If a landlord and tenant agree to include the concept of relocation in their lease, then they need to address the details. Perhaps the landlord will agree to handle and pay for the move and the construction in the new space. If the tenant has unique or high-end fixtures or equipment, it may want its own contractors to be in charge of the work, with the landlord merely paying the cost. The parties will also need to discuss what other costs the landlord will absorb, such as printing and advertising.
There is also the question of rent. If the new space is smaller than the original, it is fair for the tenant to ask for a per-square-foot reduction in rent. If the new space is larger, should the tenant be required to pay more for an unwanted move? The tenant may argue that a larger space may not necessarily lead to greater revenue and that it cannot afford to take on a higher rent. If the flexibility is important enough to the landlord, it may agree that there will be no increase if it moves the tenant to a larger space. They could also meet in the middle, depending on the rental structure. For example, if the tenant is paying a proportionate share of operating expense based on the size of its space, they could agree to leave the base rent calculation based on the original space square footage and increase operating expenses based on the actual percentage share of the new space.
Another consideration is trying to predict the location of the new space. If the tenant is initially in a prime location, it may not be willing to relocate to the far reaches of the center. As a compromise the parties can agree on a pre-approved area, and a site plan showing that area can be attached to the lease as an exhibit. So long as the proposed space is in that area, the tenant would not able to reject the new space based solely on its location.
For many tenants, timing is also a crucial issue when dealing with relocation. Tenants can’t be shut down and run a business. So that a tenant may minimize down time, it may insist that the new space be completely ready to occupy before it must leave the original space. In addition, it may require that no relocation occur during its busy season, typically from some time in the fall to some time after the first of the year.
When all else fails, there is always the ultimate right to terminate. If the landlord can’t present a palatable space, the tenant could have the right to terminate the lease. The tenant may not want to agree to those terms, but it may have no other choice if the landlord will not forego the relocation right completely. If the landlord agrees to grant a termination right to the tenant, the landlord can also require that it be allowed to withdraw the demand for relocation should the tenant elect to terminate. If the landlord has a back-up plan that allows it to achieve its goals and keep the tenant in the same location, it may be a way for the parties to preserve the lease.

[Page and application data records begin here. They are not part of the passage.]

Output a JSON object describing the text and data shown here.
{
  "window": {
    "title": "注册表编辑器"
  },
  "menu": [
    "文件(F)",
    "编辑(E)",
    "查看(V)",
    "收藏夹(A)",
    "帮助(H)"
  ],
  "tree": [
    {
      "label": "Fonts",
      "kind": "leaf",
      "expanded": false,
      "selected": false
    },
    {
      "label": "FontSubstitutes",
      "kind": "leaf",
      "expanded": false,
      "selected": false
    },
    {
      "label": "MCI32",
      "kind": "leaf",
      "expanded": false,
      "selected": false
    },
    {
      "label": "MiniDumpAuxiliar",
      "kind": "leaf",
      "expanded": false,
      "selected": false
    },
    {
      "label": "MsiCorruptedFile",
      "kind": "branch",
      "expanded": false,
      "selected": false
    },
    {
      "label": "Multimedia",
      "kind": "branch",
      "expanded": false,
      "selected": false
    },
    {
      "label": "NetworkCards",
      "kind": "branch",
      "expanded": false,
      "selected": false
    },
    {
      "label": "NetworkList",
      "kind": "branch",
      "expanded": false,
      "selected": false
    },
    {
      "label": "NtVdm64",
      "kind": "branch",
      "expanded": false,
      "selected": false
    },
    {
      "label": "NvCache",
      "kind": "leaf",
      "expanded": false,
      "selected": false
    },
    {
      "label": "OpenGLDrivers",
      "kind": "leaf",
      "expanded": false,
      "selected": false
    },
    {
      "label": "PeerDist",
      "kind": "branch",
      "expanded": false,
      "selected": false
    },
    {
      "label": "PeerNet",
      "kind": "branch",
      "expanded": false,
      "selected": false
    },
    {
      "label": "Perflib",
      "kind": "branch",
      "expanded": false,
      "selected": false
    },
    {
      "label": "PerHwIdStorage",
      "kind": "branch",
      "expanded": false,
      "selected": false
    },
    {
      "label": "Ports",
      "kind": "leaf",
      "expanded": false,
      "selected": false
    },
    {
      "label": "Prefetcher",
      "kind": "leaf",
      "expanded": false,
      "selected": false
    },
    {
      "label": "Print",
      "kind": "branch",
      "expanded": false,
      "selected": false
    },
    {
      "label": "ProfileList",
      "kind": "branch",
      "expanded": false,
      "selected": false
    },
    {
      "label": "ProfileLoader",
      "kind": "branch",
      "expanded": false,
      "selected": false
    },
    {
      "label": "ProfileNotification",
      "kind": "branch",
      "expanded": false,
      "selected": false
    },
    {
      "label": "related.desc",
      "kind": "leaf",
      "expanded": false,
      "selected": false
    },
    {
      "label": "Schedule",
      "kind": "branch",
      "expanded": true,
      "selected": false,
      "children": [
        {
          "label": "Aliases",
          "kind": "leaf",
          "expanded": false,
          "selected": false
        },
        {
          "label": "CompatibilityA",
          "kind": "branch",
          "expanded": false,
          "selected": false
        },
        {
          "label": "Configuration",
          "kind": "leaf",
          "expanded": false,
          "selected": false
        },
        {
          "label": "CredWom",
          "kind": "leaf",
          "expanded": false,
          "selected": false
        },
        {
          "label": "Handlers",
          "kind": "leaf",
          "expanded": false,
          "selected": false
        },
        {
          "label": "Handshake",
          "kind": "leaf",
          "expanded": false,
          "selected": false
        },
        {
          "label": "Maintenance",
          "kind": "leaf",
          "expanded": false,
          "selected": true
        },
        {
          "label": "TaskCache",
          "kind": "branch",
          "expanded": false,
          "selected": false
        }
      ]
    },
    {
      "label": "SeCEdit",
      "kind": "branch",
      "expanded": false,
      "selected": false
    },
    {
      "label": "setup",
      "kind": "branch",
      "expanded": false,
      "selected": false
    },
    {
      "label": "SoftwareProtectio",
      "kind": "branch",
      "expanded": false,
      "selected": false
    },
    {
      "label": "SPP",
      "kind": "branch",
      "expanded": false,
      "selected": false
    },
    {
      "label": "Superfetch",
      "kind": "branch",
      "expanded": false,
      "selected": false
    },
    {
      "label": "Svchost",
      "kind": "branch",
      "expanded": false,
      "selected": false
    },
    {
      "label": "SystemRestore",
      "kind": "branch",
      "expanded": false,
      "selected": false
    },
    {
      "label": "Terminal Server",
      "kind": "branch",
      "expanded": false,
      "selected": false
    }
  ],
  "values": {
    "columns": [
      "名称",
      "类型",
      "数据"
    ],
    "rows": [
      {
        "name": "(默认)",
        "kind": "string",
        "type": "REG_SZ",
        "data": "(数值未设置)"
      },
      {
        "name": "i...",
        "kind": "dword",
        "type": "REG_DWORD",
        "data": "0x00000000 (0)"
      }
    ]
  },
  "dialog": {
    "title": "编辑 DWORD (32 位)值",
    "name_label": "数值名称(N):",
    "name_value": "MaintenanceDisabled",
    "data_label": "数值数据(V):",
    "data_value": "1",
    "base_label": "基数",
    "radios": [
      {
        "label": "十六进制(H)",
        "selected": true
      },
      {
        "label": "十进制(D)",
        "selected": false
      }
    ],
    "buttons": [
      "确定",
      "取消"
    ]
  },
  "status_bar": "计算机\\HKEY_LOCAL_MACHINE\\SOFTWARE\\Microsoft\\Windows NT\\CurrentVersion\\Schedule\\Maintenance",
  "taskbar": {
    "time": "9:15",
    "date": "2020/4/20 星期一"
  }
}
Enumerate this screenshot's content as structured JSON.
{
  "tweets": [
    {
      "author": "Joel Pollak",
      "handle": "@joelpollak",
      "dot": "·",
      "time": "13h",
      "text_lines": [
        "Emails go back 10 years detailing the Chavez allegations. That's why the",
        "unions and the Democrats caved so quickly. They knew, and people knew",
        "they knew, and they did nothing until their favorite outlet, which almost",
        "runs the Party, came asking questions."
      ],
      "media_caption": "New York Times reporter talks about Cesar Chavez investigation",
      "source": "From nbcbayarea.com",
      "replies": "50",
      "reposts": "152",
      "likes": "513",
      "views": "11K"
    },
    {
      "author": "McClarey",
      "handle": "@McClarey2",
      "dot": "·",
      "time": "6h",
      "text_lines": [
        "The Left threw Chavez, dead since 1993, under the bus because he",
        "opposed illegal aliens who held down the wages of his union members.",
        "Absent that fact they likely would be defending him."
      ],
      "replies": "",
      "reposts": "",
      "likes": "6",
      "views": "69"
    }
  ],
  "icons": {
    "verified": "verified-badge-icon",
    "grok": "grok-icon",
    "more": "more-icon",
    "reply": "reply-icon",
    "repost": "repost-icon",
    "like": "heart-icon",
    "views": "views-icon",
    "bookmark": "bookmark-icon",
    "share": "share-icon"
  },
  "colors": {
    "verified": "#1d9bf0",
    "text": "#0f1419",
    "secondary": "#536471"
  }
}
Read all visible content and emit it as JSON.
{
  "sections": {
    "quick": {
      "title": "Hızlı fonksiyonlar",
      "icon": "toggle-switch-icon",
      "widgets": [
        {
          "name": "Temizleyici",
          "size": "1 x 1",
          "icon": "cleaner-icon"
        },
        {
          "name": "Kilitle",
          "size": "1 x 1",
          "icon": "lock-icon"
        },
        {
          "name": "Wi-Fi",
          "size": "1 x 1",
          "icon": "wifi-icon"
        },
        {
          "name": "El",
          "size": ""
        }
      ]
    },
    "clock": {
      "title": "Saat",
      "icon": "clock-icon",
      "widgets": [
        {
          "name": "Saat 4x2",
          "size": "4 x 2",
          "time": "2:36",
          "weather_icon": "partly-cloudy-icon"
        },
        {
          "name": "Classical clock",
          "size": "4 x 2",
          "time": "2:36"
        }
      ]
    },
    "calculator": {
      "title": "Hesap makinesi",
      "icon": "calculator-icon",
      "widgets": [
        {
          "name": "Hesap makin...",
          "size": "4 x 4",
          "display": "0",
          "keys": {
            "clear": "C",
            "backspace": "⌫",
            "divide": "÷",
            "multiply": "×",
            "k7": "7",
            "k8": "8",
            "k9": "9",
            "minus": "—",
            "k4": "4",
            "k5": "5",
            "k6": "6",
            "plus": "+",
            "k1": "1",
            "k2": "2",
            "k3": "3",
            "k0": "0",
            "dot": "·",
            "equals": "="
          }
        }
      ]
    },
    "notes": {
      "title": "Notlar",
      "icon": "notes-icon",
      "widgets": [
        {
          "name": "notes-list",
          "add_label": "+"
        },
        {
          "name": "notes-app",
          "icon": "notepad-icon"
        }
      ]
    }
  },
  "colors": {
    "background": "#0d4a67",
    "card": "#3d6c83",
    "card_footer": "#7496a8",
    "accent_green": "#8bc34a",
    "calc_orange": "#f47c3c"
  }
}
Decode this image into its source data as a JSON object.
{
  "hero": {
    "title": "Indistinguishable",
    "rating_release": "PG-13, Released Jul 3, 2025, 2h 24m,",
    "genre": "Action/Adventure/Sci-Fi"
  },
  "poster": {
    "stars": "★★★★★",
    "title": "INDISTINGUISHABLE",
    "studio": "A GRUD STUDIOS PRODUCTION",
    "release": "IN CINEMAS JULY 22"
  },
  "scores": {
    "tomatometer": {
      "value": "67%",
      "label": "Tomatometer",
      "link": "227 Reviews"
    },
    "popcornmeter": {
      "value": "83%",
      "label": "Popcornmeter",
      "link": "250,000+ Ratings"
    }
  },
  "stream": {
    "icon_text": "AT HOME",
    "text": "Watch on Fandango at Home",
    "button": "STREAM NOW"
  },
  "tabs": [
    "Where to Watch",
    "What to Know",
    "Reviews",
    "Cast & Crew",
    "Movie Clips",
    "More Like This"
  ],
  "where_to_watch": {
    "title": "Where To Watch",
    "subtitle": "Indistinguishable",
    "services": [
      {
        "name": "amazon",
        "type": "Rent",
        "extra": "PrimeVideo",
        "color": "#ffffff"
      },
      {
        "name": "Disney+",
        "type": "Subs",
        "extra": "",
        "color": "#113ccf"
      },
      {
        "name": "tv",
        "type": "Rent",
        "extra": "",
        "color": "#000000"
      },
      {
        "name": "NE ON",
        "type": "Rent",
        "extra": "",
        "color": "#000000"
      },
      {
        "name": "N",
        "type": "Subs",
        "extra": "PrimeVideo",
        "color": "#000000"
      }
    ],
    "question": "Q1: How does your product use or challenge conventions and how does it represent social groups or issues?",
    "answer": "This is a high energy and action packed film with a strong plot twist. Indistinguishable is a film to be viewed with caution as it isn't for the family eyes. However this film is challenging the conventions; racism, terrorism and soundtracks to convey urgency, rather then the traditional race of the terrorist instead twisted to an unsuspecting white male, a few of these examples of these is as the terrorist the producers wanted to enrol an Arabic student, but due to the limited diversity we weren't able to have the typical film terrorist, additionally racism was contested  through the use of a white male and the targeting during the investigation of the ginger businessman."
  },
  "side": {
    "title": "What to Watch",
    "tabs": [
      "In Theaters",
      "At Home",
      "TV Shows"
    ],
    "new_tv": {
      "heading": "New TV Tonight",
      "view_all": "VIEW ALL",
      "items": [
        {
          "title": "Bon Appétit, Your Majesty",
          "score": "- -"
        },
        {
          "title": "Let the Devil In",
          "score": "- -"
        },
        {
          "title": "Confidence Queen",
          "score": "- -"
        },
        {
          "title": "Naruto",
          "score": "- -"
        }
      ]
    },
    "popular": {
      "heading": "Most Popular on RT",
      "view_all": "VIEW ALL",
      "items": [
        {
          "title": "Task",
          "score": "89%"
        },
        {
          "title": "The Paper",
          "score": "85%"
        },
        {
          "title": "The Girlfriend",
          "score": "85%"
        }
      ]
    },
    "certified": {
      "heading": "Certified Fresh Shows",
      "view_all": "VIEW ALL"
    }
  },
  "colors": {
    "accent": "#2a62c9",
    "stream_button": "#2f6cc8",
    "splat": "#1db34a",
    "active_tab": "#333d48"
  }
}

Relocation is a sensitive subject for many landlords and tenants. Assuming that neither party deems it a non-negotiable term, there are many ways that the two sides can come to terms on a reasonable provision.